A recent government consultation asked how to implement the replacement of bursaries for nursing and other healthcare students with an expanded system of loans. This change raises complex issues for our discipline.
Our response stressed that “the proposed reform to healthcare education funding falls short of the long-term holistic workforce strategy necessary to achieve the government’s goal of delivering high quality integrated physical and mental health care.”
Given that clinical psychology trainees receive both fees and salaries from Health Education England, any move towards loans as opposed to bursaries would constitute a major threat to our profession. Thus we stated clearly that this support “is vital and must continue”. But this support does not cover all applied psychology, and, as we said in our response “is not sufficient to deliver the progress needed to achieve the government’s goal of significantly improving the psychological health and wellbeing of the population.”
We need to enter into substantive discussions with the Department of Health and Health Education England about the future shape of our professional training. We know that our profession is under review. There are many options – from the discussions held under the New Ways of Working programme, suggestions I have previously made and the opportunities offered by the existing Clinical Scientists route.
One thing that psychologists are good at – trained in – is grappling with difficult issues and forging coherent consensus. In this response we expressed a clear message on behalf of the whole profession that takes us forward with authority. But on a personal level, this was a difficult issue. It was challenging to balance the well-argued concerns of colleagues over the commissioning of clinical psychology training with the opportunity for other applied Divisions to boost the psychological workforce and begin to address structural inequity if they were at least able to access loans to meet their training costs.
One of the reasons I love my profession is that we didn’t just put our head in the sands. We took the bull by the horns, and developed a coherent and authoritative position, which we will develop further in the coming months. Armed with this, we are ready to sit down at the table and try to influence the course of events.

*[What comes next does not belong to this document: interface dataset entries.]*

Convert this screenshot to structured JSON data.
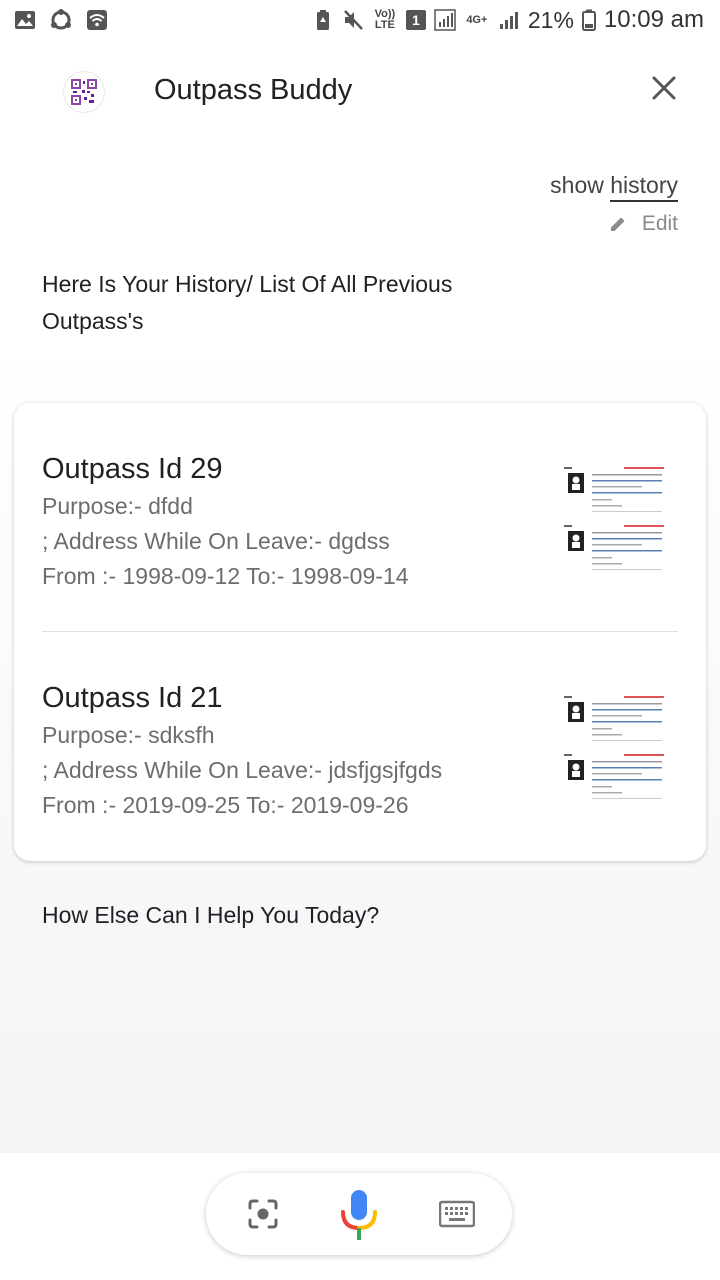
{
  "status_bar": {
    "battery_pct": "21%",
    "time": "10:09 am",
    "volte_label": "Vo)) LTE",
    "sim_label": "1",
    "net_label": "4G+"
  },
  "header": {
    "title": "Outpass Buddy"
  },
  "query": {
    "prefix": "show ",
    "highlight": "history",
    "edit_label": "Edit"
  },
  "response": {
    "text": "Here Is Your History/ List Of All Previous Outpass's"
  },
  "outpasses": [
    {
      "title": "Outpass Id 29",
      "purpose": "Purpose:- dfdd",
      "address": "; Address While On Leave:- dgdss",
      "dates": "From :- 1998-09-12 To:- 1998-09-14"
    },
    {
      "title": "Outpass Id 21",
      "purpose": "Purpose:- sdksfh",
      "address": "; Address While On Leave:- jdsfjgsjfgds",
      "dates": "From :- 2019-09-25 To:- 2019-09-26"
    }
  ],
  "followup": {
    "text": "How Else Can I Help You Today?"
  },
  "colors": {
    "mic_blue": "#4285F4",
    "mic_red": "#EA4335",
    "mic_yellow": "#FBBC05",
    "mic_green": "#34A853"
  }
}
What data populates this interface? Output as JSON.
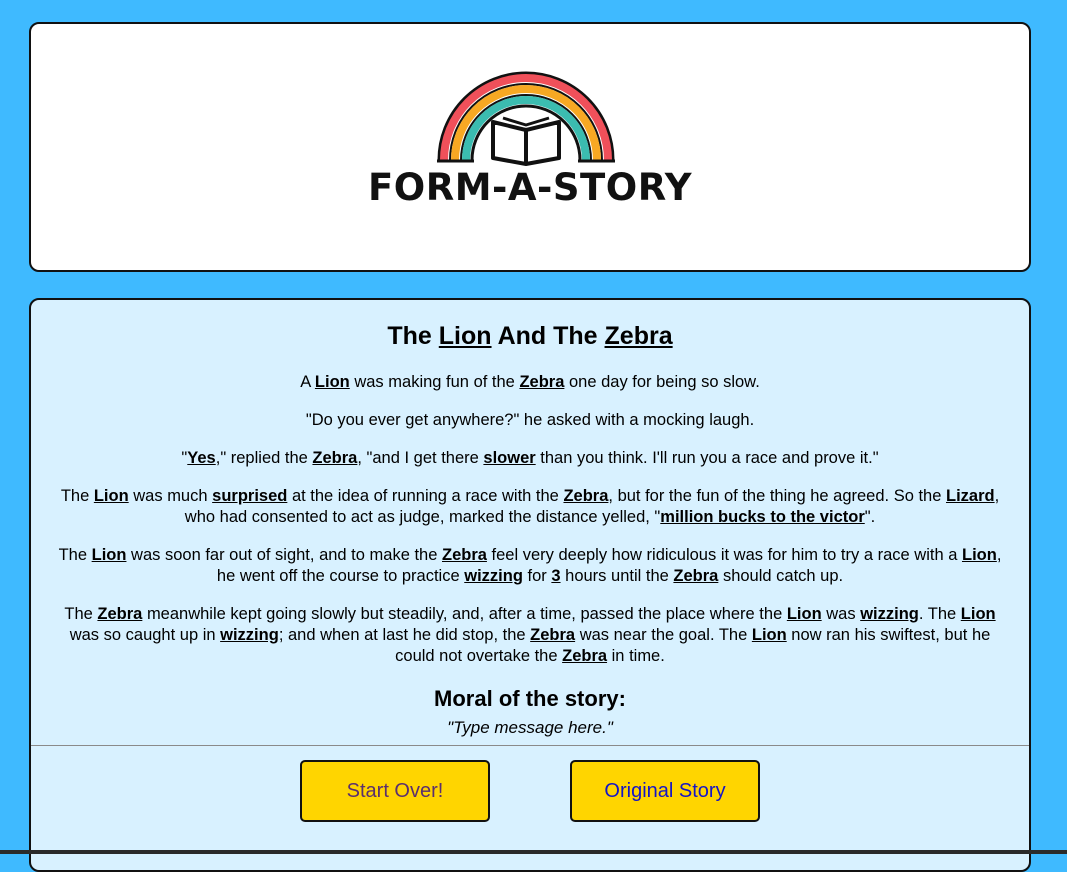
{
  "logo": {
    "text": "FORM-A-STORY",
    "icon": "rainbow-book-icon",
    "colors": [
      "#f0505a",
      "#f7a823",
      "#3bbcb0"
    ]
  },
  "story": {
    "title_prefix": "The",
    "title_word1": "Lion",
    "title_mid": "And The",
    "title_word2": "Zebra",
    "p1": {
      "t1": "A",
      "w1": "Lion",
      "t2": "was making fun of the",
      "w2": "Zebra",
      "t3": "one day for being so slow."
    },
    "p2": {
      "t1": "\"Do you ever get anywhere?\" he asked with a mocking laugh."
    },
    "p3": {
      "t1": "\"",
      "w1": "Yes",
      "t2": ",\" replied the",
      "w2": "Zebra",
      "t3": ", \"and I get there",
      "w3": "slower",
      "t4": "than you think. I'll run you a race and prove it.\""
    },
    "p4": {
      "t1": "The",
      "w1": "Lion",
      "t2": "was much",
      "w2": "surprised",
      "t3": "at the idea of running a race with the",
      "w3": "Zebra",
      "t4": ", but for the fun of the thing he agreed. So the",
      "w4": "Lizard",
      "t5": ", who had consented to act as judge, marked the distance yelled, \"",
      "w5": "million bucks to the victor",
      "t6": "\"."
    },
    "p5": {
      "t1": "The",
      "w1": "Lion",
      "t2": "was soon far out of sight, and to make the",
      "w2": "Zebra",
      "t3": "feel very deeply how ridiculous it was for him to try a race with a",
      "w3": "Lion",
      "t4": ", he went off the course to practice",
      "w4": "wizzing",
      "t5": "for",
      "w5": "3",
      "t6": "hours until the",
      "w6": "Zebra",
      "t7": "should catch up."
    },
    "p6": {
      "t1": "The",
      "w1": "Zebra",
      "t2": "meanwhile kept going slowly but steadily, and, after a time, passed the place where the",
      "w2": "Lion",
      "t3": "was",
      "w3": "wizzing",
      "t4": ". The",
      "w4": "Lion",
      "t5": "was so caught up in",
      "w5": "wizzing",
      "t6": "; and when at last he did stop, the",
      "w6": "Zebra",
      "t7": "was near the goal. The",
      "w7": "Lion",
      "t8": "now ran his swiftest, but he could not overtake the",
      "w8": "Zebra",
      "t9": "in time."
    },
    "moral_heading": "Moral of the story:",
    "moral_text": "\"Type message here.\""
  },
  "buttons": {
    "start_over": "Start Over!",
    "original_story": "Original Story"
  }
}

I had to confront a second personal and professional dilemma this past week as on Friday I met with colleagues in the Department for Work and Pensions. Many of my friends have aired grave concerns about DWP policies, arguing that they inappropriately ‘psychologise’ unemployment and locate the problem within the unemployed person.
The BPS and other organisations have also raised concerns that the DWP considers employment as a clinical outcome, and that the underpinning rationale for these policies was not improving health, but for ideological purposes. We are concerned that people would be coerced into therapy or face sanctions on their unemployment benefit payments if they refused consent.
We continue to scrutinise these policies and insist on the appropriate, ethical, use of psychological theory at all times. The British Psychological Society has argued that staff must not be involved in coercion and must maintain their professional independence as therapists. Claimants’ rights to autonomy and freely-given consent (to, for instance, participation in research trials or therapy) are non-negotiable.
Moreover, employment is not a universally positive outcome for everybody. There must be a clear commitment to appropriate work that includes long-term tailored support or there is a real risk of jeopardising recovery or worsening of mental health problems. Personally I’d go further and argue that employment should only be an outcome if that’s what the client wants.
I have my own opinions, which are guided by my understanding of psychological science, by my professional training and by my values, and which I know I share with my colleagues. Last year, I spoke out about the misuse of such policies but a principled stance is not necessarily the same as simple opposition.
The most important discussions are not easy. They aren't conceptually easy and they aren’t emotionally easy. But they are necessary - we have an obligation to engage and discuss such contentious and difficult issues, not avoid them.